◆ Exercise directions
Wherever a line in the data below holds "anzeigen", copy that line.

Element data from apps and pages
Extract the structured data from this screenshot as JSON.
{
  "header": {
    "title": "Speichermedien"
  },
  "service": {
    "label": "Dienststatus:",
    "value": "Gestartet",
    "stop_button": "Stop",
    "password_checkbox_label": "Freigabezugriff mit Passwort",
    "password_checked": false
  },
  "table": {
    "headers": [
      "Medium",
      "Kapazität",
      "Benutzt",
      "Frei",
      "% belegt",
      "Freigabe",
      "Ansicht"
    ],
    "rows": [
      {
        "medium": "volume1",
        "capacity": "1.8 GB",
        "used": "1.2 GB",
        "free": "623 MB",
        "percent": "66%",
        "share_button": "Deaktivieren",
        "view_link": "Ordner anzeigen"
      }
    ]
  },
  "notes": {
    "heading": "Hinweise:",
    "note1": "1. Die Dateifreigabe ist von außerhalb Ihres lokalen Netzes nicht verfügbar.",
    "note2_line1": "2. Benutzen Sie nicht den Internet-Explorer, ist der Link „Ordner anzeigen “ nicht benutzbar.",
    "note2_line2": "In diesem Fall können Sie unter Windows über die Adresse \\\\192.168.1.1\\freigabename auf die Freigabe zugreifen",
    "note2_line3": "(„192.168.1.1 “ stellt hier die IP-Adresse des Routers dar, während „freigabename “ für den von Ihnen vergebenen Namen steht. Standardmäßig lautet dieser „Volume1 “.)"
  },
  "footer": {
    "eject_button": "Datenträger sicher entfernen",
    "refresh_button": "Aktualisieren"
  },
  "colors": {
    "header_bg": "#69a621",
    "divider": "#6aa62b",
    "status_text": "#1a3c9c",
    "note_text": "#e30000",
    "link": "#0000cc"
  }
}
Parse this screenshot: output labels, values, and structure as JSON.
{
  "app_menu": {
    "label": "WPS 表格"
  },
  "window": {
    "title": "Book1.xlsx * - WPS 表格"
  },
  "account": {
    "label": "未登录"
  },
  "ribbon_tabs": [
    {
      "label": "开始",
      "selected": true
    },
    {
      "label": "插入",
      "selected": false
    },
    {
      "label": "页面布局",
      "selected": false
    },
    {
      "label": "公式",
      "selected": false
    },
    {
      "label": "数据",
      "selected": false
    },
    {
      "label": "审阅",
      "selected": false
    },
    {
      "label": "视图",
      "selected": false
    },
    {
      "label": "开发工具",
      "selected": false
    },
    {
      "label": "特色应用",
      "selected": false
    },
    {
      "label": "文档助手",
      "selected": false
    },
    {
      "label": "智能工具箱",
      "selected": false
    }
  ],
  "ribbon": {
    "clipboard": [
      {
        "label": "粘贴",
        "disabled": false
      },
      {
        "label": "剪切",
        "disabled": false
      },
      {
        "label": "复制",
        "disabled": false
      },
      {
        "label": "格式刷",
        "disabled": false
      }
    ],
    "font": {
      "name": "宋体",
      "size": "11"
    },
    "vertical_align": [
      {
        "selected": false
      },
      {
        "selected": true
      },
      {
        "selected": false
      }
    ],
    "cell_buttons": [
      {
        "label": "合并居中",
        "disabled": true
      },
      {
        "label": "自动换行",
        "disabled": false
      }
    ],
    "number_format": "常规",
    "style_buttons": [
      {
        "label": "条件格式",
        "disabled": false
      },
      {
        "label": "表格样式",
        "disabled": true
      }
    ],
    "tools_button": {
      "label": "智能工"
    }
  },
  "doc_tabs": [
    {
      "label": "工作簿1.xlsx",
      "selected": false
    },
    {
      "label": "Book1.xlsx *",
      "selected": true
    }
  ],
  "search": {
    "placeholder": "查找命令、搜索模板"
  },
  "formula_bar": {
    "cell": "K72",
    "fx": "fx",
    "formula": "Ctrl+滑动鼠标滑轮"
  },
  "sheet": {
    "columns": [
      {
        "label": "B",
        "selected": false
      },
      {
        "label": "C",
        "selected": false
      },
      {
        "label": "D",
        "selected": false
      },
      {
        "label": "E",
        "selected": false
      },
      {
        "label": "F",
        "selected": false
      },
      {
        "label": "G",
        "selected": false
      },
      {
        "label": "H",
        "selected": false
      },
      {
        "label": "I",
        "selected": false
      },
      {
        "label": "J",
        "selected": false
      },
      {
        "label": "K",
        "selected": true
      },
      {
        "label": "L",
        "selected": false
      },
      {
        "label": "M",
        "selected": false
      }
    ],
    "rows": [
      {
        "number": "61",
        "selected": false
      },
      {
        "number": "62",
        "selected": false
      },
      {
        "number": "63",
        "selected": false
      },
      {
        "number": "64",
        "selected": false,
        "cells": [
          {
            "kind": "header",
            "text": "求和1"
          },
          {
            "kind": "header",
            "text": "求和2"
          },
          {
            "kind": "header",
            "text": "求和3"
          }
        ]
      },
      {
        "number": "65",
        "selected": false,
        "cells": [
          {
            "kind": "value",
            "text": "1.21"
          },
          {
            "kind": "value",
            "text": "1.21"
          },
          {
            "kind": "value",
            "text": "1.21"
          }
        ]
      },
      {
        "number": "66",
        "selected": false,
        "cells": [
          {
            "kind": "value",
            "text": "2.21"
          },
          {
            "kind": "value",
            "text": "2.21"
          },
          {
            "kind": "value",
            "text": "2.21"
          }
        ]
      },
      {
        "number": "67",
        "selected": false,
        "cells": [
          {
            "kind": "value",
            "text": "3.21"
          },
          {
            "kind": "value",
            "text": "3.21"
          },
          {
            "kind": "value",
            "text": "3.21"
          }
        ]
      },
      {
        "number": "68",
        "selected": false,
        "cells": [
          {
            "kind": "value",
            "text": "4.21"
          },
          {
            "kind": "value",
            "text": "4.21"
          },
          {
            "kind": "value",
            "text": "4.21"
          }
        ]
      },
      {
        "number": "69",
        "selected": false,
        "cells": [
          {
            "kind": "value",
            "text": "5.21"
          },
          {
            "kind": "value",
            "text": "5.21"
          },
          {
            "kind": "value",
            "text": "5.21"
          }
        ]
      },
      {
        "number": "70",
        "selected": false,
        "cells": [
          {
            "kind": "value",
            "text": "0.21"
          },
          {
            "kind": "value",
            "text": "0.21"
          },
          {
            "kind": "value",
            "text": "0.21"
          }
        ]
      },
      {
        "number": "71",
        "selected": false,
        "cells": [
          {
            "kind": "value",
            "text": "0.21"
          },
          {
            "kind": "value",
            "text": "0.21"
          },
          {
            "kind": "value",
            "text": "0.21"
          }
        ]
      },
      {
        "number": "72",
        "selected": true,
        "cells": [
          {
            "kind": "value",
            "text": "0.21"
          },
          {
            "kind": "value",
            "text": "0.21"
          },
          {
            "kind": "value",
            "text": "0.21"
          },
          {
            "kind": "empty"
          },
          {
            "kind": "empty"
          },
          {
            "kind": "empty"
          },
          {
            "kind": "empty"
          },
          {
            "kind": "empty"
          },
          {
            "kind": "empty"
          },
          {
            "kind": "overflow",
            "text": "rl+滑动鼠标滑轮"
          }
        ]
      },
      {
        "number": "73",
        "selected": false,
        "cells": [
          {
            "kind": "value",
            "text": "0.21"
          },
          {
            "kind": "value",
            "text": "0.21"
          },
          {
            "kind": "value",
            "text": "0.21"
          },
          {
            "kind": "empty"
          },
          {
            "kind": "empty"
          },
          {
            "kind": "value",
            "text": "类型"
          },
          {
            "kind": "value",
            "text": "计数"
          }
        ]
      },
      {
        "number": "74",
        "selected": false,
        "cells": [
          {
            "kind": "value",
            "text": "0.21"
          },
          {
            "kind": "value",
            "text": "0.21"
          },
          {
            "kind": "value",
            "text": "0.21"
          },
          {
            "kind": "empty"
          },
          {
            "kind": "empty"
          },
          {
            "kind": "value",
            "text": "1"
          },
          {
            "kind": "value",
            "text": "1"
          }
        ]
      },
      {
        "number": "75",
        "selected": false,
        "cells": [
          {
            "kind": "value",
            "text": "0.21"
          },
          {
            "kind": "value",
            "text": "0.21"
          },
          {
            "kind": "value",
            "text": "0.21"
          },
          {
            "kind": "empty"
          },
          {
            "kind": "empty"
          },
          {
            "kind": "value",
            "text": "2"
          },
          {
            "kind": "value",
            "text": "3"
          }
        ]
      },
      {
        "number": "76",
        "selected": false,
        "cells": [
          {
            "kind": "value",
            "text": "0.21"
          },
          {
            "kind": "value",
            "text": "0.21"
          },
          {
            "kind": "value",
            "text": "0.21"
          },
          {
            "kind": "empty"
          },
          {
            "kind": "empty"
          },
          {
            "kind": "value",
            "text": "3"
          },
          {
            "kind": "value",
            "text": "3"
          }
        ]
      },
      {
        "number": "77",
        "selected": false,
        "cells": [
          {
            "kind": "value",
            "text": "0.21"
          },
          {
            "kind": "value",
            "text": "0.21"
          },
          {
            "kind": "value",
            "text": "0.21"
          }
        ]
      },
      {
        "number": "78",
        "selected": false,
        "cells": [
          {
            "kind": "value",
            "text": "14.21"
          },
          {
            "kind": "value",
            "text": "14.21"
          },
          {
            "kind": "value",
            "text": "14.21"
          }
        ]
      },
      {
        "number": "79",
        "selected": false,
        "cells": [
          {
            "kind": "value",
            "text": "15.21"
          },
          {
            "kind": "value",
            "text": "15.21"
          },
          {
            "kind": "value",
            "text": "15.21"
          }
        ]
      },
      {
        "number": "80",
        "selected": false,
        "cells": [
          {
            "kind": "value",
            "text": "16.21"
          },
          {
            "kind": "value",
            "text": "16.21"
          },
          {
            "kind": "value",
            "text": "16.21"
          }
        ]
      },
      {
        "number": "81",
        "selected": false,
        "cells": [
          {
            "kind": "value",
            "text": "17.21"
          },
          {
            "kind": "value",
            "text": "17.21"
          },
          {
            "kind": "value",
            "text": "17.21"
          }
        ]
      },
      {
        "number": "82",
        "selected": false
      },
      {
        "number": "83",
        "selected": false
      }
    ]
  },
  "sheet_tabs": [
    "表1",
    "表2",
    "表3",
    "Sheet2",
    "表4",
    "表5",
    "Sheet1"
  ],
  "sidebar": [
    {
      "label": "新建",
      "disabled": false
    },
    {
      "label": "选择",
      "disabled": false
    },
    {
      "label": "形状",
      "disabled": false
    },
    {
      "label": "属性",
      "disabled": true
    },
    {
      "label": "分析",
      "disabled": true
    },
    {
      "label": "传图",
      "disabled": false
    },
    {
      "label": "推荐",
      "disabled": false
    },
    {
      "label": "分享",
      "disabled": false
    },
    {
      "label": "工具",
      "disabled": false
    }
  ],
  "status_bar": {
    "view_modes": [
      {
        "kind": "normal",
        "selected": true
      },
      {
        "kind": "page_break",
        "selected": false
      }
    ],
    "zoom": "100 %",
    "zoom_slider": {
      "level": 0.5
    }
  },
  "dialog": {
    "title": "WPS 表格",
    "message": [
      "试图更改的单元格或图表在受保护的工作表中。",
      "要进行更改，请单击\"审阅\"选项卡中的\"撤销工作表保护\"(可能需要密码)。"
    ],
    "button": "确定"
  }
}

◆ Your solution
        "view_link": "Ordner anzeigen"
    "note2_line1": "2. Benutzen Sie nicht den Internet-Explorer, ist der Link „Ordner anzeigen “ nicht benutzbar.",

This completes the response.